Set to AnnounceFlags to 5 so this domain controller advertise as a reliable time source. Besides that we also need to give a good source for the PDC domain controller:

Administrative Templates > System > Windows Time Service > Global Configuration Settings > Time Providers

image

In the above example I’m just using time.windows.com as a source and the type is set to NTP. Just for the reference, the WMI filter that tells this GPO to only apply on the PDC domain controller:

image

Typically that’s all what’s needed. Keep in mind, the above was done on a 2012 R2 based domain controller/GPMC. If you use older versions you might have other values for certain settings, on 2012 R2 they are supposed to be as per current recommendations. But that’s not the point of this post. For the above to work, you should make sure that the NTP client on ALL clients, servers and domain controllers OTHER than the PDC is set to NT5DS:

w32tm /query /configuration

image

Once the above is al set the following logic should be active:

Put simple: if you got a single domain, single forest topology:

  • The PDC domain controllers syncs from an internet/external source
  • The domain controllers sync from the PDC domain controller
  • The clients/member servers sync from A domain controller

You can verify this by executing w32tm /query /source:

On my PDC (DC001), on a DC (DC002) and on a member server (hosted in Azure):

time1

=> VM IC Time Synchronization Provider

On my DC (DC003)(hosted on premises on VMware):

time2

=> The PDC domain controller

On my member server (hosted on premises on VMware):

time3

=> A domain controller

As you can see, that’s a bit weird. What is that VM IC Time Synchronization Provider? If I’m not mistaken, it’s a component that gets installed with Windows, and is capable of interacting with the hypervisor (E.g. on-premises Hyper-V or Azure Hyper-V). As far as I can tell, VMware guests ignore it. Basically it’s a component that helps the guest sync the time with the physical host it runs on. Now you can imagine that if guests run on different hosts, time might start to drift slowly. In order to mitigate this, we need to ensure the time is properly synchronized using the domain hierarchy.

Luckily it seems we can easily disable this functionality. We can simply set the enabled registry key to 0 for this provider. The good news: setting from 0 –> 1 seems to require a Windows Time Service restart, but I did some tests and setting from 1 –> 0 seems to be come effective after a small period of time.

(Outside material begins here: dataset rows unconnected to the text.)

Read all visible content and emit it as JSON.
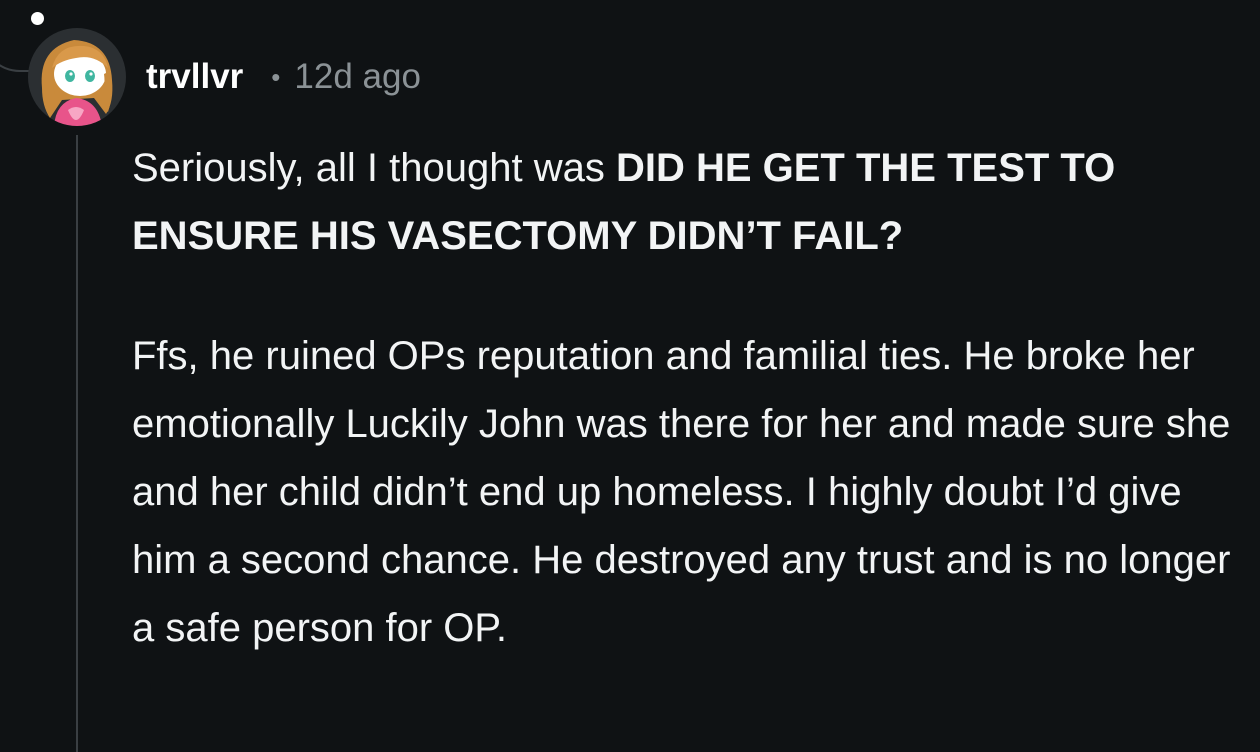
{
  "comment": {
    "author": "trvllvr",
    "separator": "•",
    "timestamp": "12d ago",
    "avatar_icon": "reddit-snoo-avatar-icon",
    "paragraph1": {
      "plain": "Seriously, all I thought was ",
      "bold": "DID HE GET THE TEST TO ENSURE HIS VASECTOMY DIDN’T FAIL?"
    },
    "paragraph2": "Ffs, he ruined OPs reputation and familial ties. He broke her emotionally Luckily John was there for her and made sure she and her child didn’t end up homeless. I highly doubt I’d give him a second chance. He destroyed any trust and is no longer a safe person for OP."
  },
  "colors": {
    "background": "#0f1214",
    "text": "#f2f4f5",
    "meta": "#8b9296",
    "thread_line": "#3a3f43"
  }
}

The good news part 2: setting it to 0 doesn’t seem to have a side effect for on-premises VM’s as well.

In my case I opted to use group policy preferences for this:

time4

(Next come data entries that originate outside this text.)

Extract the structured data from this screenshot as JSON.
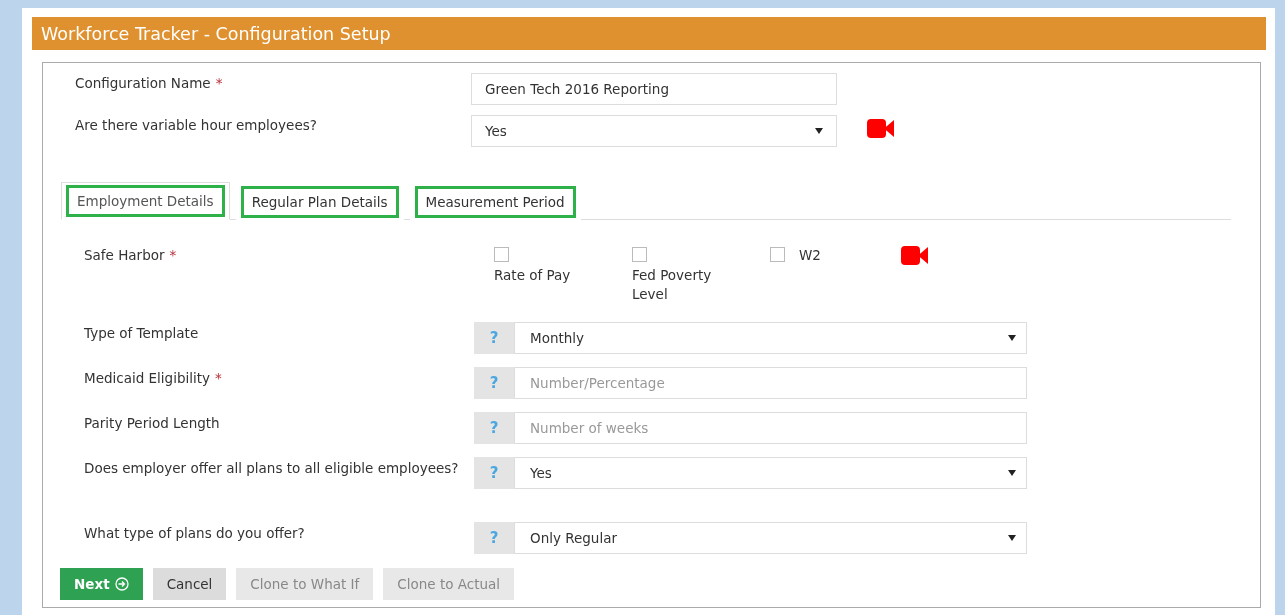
{
  "window": {
    "title": "Workforce Tracker - Configuration Setup"
  },
  "top_fields": [
    {
      "label": "Configuration Name",
      "required_mark": "*",
      "kind": "input",
      "value": "Green Tech 2016 Reporting"
    },
    {
      "label": "Are there variable hour employees?",
      "kind": "select",
      "value": "Yes",
      "video": true
    }
  ],
  "tabs": [
    {
      "label": "Employment Details",
      "selected": true,
      "highlighted": true
    },
    {
      "label": "Regular Plan Details",
      "selected": false,
      "highlighted": true
    },
    {
      "label": "Measurement Period",
      "selected": false,
      "highlighted": true
    }
  ],
  "safe_harbor": {
    "label": "Safe Harbor",
    "required_mark": "*",
    "video": true,
    "options": [
      {
        "label": "Rate of Pay",
        "checked": false,
        "kind": "stacked"
      },
      {
        "label": "Fed Poverty Level",
        "checked": false,
        "kind": "stacked"
      },
      {
        "label": "W2",
        "checked": false,
        "kind": "inline"
      }
    ]
  },
  "fields": [
    {
      "label": "Type of Template",
      "kind": "select",
      "help": "?",
      "value": "Monthly"
    },
    {
      "label": "Medicaid Eligibility",
      "required_mark": "*",
      "kind": "input",
      "help": "?",
      "placeholder": "Number/Percentage"
    },
    {
      "label": "Parity Period Length",
      "kind": "input",
      "help": "?",
      "placeholder": "Number of weeks"
    },
    {
      "label": "Does employer offer all plans to all eligible employees?",
      "kind": "select",
      "help": "?",
      "value": "Yes"
    },
    {
      "label": "What type of plans do you offer?",
      "kind": "select",
      "help": "?",
      "value": "Only Regular"
    }
  ],
  "buttons": [
    {
      "label": "Next",
      "kind": "primary",
      "disabled": false
    },
    {
      "label": "Cancel",
      "kind": "default",
      "disabled": false
    },
    {
      "label": "Clone to What If",
      "kind": "default",
      "disabled": true
    },
    {
      "label": "Clone to Actual",
      "kind": "default",
      "disabled": true
    }
  ]
}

The registry path: SYSTEM\CurrentControlSet\Services\W32Time\TimeProviders\VMICTimeProvider set the Value Enabled to 0

And now we can repeat our tests again:

On my PDC (hosted in Azure):

time5

On my DC (hosted in Azure):

time6

On a member server (hosted in Azure):

time7

Summary

I’ll try to validate this with some people, and I’ll definitely update this post If I’m proven to be wrong, but as far as I can tell: whenever you host virtual machines in Azure that are part of a Windows Active Directory Domain, make sure to disable to VM IC Time Provider component.

Imho this kind of information is definitely something that should be added to MSDN: Guidelines for Deploying Windows Server Active Directory on Azure Virtual Machines or Azure.microsoft.com: Install a replica Active Directory domain controller in an Azure virtual network

References:

Related Posts

3 Response to Synchronizing Time on Azure Virtual Machines

Anonymous
08 June, 2015 20:39

Thanks for the informative post. Definitively a time saver (not the first time this blog saved me time!).

08 June, 2015 23:26

Thanks for taking the time to post back! Much appreciated.

29 November, 2016 07:25

Hi

Great article! Just wanted your thoughts on why NOT to trust the VM IC Time Synchronization Provider, as I assume it would get the time from the Azure host and should be updating itself from time.windows.com or similar. Having said that, I can't find any doco from MS confirming it is a trustworthy source.

Add Your Comment